## Exercise objective
Work out how many lines of the records hold the string "heading", and reply with that number alone.

┌──

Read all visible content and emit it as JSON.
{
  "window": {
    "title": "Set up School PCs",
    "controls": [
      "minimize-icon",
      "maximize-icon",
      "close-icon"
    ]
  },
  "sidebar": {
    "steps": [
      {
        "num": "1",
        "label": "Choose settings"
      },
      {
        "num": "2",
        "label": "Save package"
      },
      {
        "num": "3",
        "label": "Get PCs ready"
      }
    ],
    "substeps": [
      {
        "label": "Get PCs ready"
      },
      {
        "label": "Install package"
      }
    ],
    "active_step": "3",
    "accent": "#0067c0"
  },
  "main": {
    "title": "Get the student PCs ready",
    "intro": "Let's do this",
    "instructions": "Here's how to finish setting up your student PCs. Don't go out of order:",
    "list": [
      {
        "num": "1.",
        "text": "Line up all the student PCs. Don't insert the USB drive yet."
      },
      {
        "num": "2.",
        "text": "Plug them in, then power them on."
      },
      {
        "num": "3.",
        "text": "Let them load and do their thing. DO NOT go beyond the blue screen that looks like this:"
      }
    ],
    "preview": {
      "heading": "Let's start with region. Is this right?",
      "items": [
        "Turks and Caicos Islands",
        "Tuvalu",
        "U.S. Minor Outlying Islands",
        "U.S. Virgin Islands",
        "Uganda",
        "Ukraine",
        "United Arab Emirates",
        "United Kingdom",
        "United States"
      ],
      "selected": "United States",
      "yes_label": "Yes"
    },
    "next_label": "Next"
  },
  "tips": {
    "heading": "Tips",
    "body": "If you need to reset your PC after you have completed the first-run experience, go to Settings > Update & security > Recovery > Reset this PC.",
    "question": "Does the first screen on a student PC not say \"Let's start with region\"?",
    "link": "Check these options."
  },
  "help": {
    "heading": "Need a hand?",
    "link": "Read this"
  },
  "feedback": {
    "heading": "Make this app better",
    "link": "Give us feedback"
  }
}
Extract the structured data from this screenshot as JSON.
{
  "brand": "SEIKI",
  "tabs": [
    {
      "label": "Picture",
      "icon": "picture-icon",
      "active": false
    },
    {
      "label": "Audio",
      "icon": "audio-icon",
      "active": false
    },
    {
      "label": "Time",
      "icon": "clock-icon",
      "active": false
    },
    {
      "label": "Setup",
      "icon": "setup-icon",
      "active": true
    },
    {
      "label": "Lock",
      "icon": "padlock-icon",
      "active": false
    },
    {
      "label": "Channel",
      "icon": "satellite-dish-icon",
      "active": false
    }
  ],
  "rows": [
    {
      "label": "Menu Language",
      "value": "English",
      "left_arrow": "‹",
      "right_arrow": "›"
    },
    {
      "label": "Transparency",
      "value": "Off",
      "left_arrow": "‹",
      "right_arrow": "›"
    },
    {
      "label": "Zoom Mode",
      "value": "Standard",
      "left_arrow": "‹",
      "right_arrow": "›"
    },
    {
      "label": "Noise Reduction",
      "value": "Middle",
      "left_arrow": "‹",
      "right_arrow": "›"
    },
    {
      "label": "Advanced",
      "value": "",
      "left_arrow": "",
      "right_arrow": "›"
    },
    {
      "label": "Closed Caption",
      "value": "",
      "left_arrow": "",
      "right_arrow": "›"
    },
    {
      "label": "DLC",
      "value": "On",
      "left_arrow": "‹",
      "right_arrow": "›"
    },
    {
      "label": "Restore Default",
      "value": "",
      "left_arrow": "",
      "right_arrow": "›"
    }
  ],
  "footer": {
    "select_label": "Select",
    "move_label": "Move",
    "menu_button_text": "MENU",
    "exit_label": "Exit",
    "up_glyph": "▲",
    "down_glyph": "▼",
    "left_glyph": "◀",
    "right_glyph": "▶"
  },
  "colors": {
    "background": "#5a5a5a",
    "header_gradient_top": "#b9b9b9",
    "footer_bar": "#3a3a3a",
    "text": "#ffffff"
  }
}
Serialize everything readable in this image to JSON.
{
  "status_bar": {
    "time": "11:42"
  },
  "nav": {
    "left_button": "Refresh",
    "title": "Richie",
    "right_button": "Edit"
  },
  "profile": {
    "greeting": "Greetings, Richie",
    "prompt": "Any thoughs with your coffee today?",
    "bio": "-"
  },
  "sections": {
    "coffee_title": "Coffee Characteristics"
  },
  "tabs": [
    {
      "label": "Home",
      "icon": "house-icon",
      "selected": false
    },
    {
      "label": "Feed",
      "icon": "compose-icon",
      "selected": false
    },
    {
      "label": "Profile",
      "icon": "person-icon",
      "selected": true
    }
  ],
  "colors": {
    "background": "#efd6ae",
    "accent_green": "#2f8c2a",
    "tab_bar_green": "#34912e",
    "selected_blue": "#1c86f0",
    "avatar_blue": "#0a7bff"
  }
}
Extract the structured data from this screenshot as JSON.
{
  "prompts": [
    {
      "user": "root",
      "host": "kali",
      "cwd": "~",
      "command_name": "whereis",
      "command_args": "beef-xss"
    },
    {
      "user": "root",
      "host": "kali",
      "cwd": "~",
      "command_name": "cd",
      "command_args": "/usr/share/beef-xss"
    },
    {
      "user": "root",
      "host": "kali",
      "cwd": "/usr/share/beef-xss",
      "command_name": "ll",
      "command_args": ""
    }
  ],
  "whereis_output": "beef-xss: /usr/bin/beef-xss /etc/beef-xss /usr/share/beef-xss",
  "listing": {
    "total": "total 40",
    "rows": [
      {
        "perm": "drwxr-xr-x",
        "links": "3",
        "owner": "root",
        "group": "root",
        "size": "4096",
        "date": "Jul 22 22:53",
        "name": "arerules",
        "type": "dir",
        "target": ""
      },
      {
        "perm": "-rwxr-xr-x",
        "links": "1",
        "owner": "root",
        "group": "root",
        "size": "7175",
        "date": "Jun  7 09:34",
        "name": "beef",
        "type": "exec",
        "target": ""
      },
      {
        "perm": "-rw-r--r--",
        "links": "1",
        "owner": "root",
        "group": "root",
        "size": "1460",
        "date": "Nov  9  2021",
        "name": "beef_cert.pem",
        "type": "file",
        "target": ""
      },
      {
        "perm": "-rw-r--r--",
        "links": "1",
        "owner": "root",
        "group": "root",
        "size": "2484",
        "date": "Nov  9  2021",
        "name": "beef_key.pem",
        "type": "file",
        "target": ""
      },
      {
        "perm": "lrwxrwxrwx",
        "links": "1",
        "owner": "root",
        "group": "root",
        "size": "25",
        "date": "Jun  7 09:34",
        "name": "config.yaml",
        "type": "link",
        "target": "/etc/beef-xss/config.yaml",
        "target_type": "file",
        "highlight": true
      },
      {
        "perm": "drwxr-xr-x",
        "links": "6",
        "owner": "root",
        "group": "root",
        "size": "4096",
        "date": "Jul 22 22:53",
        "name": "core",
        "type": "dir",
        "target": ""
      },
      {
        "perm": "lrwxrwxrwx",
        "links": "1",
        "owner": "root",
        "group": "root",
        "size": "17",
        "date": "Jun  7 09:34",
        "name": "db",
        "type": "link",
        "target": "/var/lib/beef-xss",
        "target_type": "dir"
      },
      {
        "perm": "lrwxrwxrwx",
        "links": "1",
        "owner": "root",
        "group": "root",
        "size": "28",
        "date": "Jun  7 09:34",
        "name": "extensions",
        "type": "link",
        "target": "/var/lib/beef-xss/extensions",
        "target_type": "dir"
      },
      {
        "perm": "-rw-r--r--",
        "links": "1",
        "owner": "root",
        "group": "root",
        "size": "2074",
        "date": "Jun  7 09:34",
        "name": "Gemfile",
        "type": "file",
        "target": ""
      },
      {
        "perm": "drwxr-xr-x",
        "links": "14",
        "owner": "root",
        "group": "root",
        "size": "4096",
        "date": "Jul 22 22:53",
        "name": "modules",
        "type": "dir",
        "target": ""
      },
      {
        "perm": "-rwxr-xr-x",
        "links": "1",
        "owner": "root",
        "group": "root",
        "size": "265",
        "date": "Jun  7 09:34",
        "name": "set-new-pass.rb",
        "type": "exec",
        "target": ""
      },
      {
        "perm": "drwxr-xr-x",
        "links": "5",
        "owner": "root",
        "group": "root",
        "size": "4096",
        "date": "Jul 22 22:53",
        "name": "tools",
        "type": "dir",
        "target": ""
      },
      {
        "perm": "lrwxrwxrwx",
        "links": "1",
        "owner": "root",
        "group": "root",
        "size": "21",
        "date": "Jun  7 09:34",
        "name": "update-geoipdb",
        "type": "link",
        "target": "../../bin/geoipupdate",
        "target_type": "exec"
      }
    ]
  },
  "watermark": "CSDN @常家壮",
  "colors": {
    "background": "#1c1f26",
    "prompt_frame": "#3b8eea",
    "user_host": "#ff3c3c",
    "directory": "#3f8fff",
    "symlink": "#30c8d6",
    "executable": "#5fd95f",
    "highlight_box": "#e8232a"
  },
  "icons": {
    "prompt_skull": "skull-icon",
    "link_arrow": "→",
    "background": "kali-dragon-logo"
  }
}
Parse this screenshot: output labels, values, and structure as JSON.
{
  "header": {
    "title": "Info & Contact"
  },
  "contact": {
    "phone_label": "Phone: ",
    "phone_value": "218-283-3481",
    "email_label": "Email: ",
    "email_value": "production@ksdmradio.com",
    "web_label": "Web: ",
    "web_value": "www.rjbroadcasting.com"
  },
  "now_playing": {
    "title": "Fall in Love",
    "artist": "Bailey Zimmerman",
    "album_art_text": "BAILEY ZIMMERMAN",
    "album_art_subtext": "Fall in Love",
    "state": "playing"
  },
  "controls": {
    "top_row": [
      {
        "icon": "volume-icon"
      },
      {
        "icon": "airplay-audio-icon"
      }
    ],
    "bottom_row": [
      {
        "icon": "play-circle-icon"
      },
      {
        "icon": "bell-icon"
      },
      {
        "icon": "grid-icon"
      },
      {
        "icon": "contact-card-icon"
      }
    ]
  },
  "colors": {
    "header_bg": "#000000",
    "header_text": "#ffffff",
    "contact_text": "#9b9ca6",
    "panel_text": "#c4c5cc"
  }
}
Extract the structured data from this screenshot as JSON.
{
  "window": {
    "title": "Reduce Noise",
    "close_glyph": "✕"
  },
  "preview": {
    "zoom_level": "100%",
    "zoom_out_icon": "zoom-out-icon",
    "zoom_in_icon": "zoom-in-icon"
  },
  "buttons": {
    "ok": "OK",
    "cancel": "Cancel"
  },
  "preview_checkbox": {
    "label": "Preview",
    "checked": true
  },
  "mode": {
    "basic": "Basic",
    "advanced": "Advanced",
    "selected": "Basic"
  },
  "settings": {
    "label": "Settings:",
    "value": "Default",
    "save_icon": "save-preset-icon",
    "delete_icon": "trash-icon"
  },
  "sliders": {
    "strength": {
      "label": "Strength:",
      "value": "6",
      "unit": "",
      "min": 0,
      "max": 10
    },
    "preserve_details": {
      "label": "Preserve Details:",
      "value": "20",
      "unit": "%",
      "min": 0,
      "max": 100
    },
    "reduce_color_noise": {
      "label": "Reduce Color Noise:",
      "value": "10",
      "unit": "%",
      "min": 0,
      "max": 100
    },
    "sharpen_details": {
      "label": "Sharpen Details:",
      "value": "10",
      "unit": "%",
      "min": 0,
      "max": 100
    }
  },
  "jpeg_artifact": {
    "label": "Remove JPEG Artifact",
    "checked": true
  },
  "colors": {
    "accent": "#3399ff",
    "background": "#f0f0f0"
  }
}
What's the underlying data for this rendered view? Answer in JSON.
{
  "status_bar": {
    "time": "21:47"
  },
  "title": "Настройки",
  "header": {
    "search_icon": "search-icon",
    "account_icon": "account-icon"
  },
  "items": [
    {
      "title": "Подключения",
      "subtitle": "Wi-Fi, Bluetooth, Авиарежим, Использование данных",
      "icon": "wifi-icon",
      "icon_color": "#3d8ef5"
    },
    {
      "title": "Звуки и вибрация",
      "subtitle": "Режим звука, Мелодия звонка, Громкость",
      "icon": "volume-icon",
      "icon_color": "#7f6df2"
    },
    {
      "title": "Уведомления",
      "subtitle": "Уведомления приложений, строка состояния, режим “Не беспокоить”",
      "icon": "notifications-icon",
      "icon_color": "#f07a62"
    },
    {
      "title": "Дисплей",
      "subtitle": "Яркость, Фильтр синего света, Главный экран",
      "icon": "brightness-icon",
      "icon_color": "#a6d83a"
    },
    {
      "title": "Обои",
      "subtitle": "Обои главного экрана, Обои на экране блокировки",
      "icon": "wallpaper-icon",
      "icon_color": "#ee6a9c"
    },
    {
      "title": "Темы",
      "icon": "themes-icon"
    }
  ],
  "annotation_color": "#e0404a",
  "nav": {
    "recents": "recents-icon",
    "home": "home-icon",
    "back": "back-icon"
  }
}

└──

## Answer box
4